The epistle of James was written to Jewish Christian believers. Some might have been trying to still follow the law of Moses. Knowing and understanding this context is vital to understanding some of the things James writes about the law. Such as this verse from James 2.

If you really keep the royal law found in Scripture, “Love your neighbor as yourself,” you are doing right.

James 2:8 (NIV)

James isn’t telling people they need to follow the law. Instead, James points out that anyone who says they are following the law should follow this one, “loving your neighbor as yourself.” However, they are breaking the law if they’re not doing that. Thus, anyone who shows favoritism isn’t following the law and is guilty of breaking all the rules.

James says something about keeping the law in James 4:11.

Brothers and sisters, do not slander one another. Anyone who speaks against a brother or sister or judges them speaks against the law and judges it. When you judge the law, you are not keeping it, but sitting in judgment on it.

James 4:11 (NIV)

As in James 2:8, James is not advocating that people follow the law here. He’s pointing out to those who might want to follow the law that when they are self-righteous and criticize another Christian, they are breaking the law. Furthermore, when someone points out that someone isn’t doing something and it’s not even in the law, they are judging the law. They are saying the law is short-sighted because it didn’t include this or that thing, so they include it themselves.

The notion that we know better than God and are better than others is the chief danger of self-righteousness and hypocrisy.

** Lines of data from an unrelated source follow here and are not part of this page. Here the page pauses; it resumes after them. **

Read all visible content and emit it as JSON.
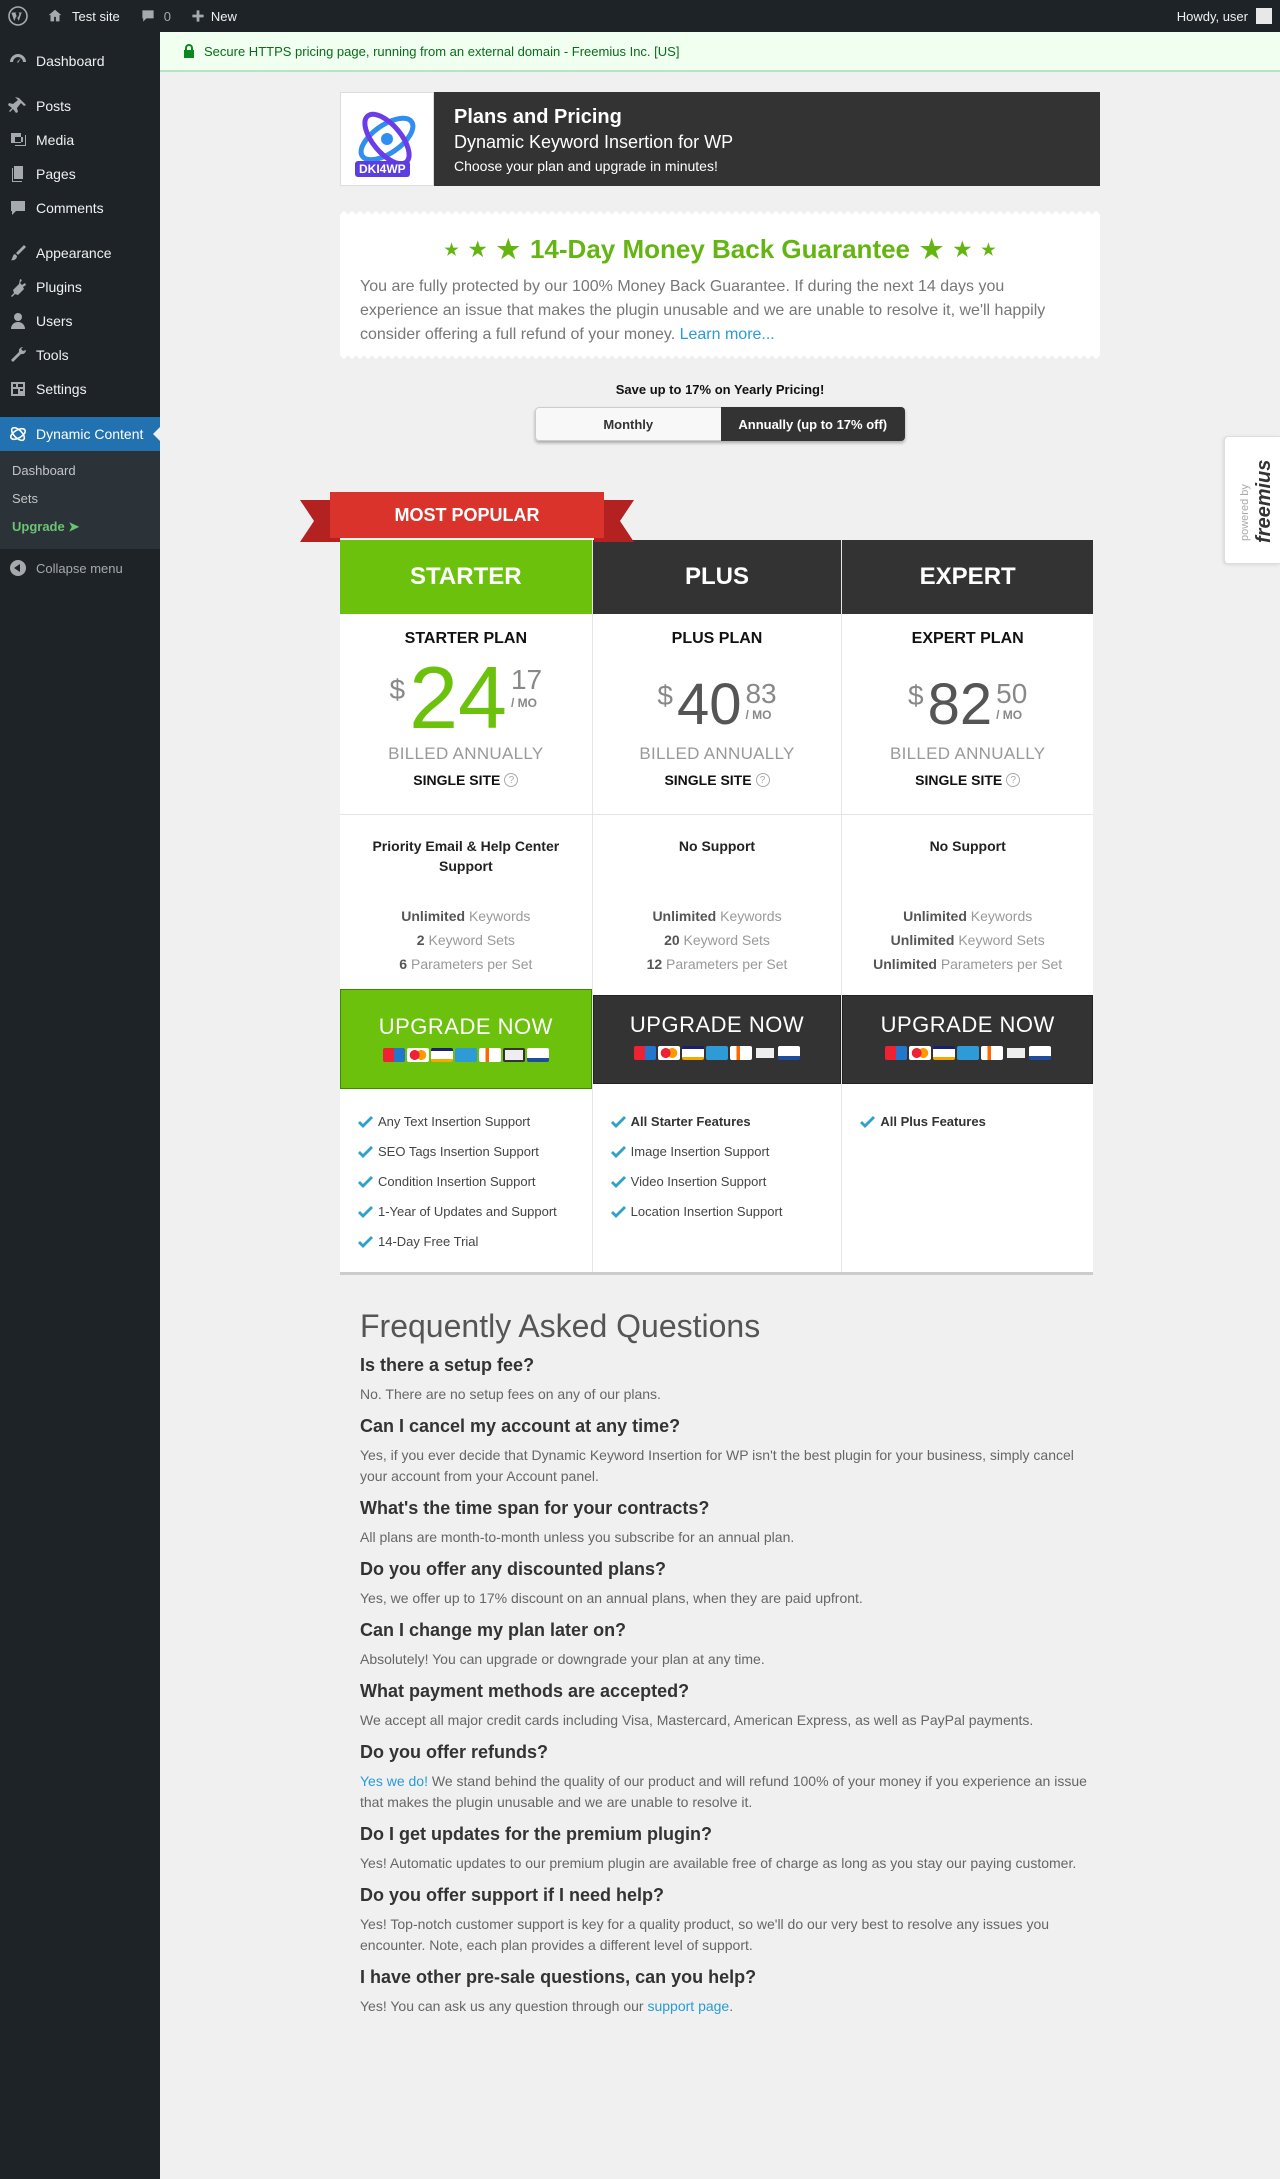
{
  "adminbar": {
    "site_name": "Test site",
    "comments_count": "0",
    "new_label": "New",
    "howdy": "Howdy, user"
  },
  "sidebar": {
    "items": [
      {
        "label": "Dashboard",
        "icon": "dashboard-icon"
      },
      {
        "label": "Posts",
        "icon": "pin-icon"
      },
      {
        "label": "Media",
        "icon": "media-icon"
      },
      {
        "label": "Pages",
        "icon": "pages-icon"
      },
      {
        "label": "Comments",
        "icon": "comment-icon"
      },
      {
        "label": "Appearance",
        "icon": "brush-icon"
      },
      {
        "label": "Plugins",
        "icon": "plug-icon"
      },
      {
        "label": "Users",
        "icon": "user-icon"
      },
      {
        "label": "Tools",
        "icon": "wrench-icon"
      },
      {
        "label": "Settings",
        "icon": "settings-icon"
      },
      {
        "label": "Dynamic Content",
        "icon": "dki-logo-icon"
      }
    ],
    "submenu": [
      {
        "label": "Dashboard"
      },
      {
        "label": "Sets"
      },
      {
        "label": "Upgrade ➤"
      }
    ],
    "collapse": "Collapse menu"
  },
  "secure_notice": "Secure HTTPS pricing page, running from an external domain - Freemius Inc. [US]",
  "header": {
    "logo_text": "DKI4WP",
    "title": "Plans and Pricing",
    "plugin_name": "Dynamic Keyword Insertion for WP",
    "tagline": "Choose your plan and upgrade in minutes!"
  },
  "guarantee": {
    "title": "14-Day Money Back Guarantee",
    "text": "You are fully protected by our 100% Money Back Guarantee. If during the next 14 days you experience an issue that makes the plugin unusable and we are unable to resolve it, we'll happily consider offering a full refund of your money.",
    "link": "Learn more..."
  },
  "billing": {
    "save_text": "Save up to 17% on Yearly Pricing!",
    "monthly": "Monthly",
    "annual": "Annually (up to 17% off)"
  },
  "ribbon": "MOST POPULAR",
  "plans": [
    {
      "header": "STARTER",
      "name": "STARTER PLAN",
      "currency": "$",
      "amount": "24",
      "cents": "17",
      "per": "/ MO",
      "billed": "BILLED ANNUALLY",
      "sites": "SINGLE SITE",
      "support": "Priority Email & Help Center Support",
      "limits": [
        {
          "value": "Unlimited",
          "label": "Keywords"
        },
        {
          "value": "2",
          "label": "Keyword Sets"
        },
        {
          "value": "6",
          "label": "Parameters per Set"
        }
      ],
      "cta": "UPGRADE NOW",
      "features": [
        "Any Text Insertion Support",
        "SEO Tags Insertion Support",
        "Condition Insertion Support",
        "1-Year of Updates and Support",
        "14-Day Free Trial"
      ]
    },
    {
      "header": "PLUS",
      "name": "PLUS PLAN",
      "currency": "$",
      "amount": "40",
      "cents": "83",
      "per": "/ MO",
      "billed": "BILLED ANNUALLY",
      "sites": "SINGLE SITE",
      "support": "No Support",
      "limits": [
        {
          "value": "Unlimited",
          "label": "Keywords"
        },
        {
          "value": "20",
          "label": "Keyword Sets"
        },
        {
          "value": "12",
          "label": "Parameters per Set"
        }
      ],
      "cta": "UPGRADE NOW",
      "features": [
        "All Starter Features",
        "Image Insertion Support",
        "Video Insertion Support",
        "Location Insertion Support"
      ]
    },
    {
      "header": "EXPERT",
      "name": "EXPERT PLAN",
      "currency": "$",
      "amount": "82",
      "cents": "50",
      "per": "/ MO",
      "billed": "BILLED ANNUALLY",
      "sites": "SINGLE SITE",
      "support": "No Support",
      "limits": [
        {
          "value": "Unlimited",
          "label": "Keywords"
        },
        {
          "value": "Unlimited",
          "label": "Keyword Sets"
        },
        {
          "value": "Unlimited",
          "label": "Parameters per Set"
        }
      ],
      "cta": "UPGRADE NOW",
      "features": [
        "All Plus Features"
      ]
    }
  ],
  "freemius": {
    "powered_by": "powered by",
    "brand": "freemius"
  },
  "faq": {
    "title": "Frequently Asked Questions",
    "items": [
      {
        "q": "Is there a setup fee?",
        "a": "No. There are no setup fees on any of our plans."
      },
      {
        "q": "Can I cancel my account at any time?",
        "a": "Yes, if you ever decide that Dynamic Keyword Insertion for WP isn't the best plugin for your business, simply cancel your account from your Account panel."
      },
      {
        "q": "What's the time span for your contracts?",
        "a": "All plans are month-to-month unless you subscribe for an annual plan."
      },
      {
        "q": "Do you offer any discounted plans?",
        "a": "Yes, we offer up to 17% discount on an annual plans, when they are paid upfront."
      },
      {
        "q": "Can I change my plan later on?",
        "a": "Absolutely! You can upgrade or downgrade your plan at any time."
      },
      {
        "q": "What payment methods are accepted?",
        "a": "We accept all major credit cards including Visa, Mastercard, American Express, as well as PayPal payments."
      },
      {
        "q": "Do you offer refunds?",
        "a_link": "Yes we do!",
        "a": "We stand behind the quality of our product and will refund 100% of your money if you experience an issue that makes the plugin unusable and we are unable to resolve it."
      },
      {
        "q": "Do I get updates for the premium plugin?",
        "a": "Yes! Automatic updates to our premium plugin are available free of charge as long as you stay our paying customer."
      },
      {
        "q": "Do you offer support if I need help?",
        "a": "Yes! Top-notch customer support is key for a quality product, so we'll do our very best to resolve any issues you encounter. Note, each plan provides a different level of support."
      },
      {
        "q": "I have other pre-sale questions, can you help?",
        "a": "Yes! You can ask us any question through our",
        "a_link_after": "support page",
        "a_end": "."
      }
    ]
  }
}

When all have sinned and fallen short of the grace of God.

Thus we can see that when James talks about following the law, he’s not telling people they need to follow it. Instead, James points out how people fail to follow the law through what they do or don’t do.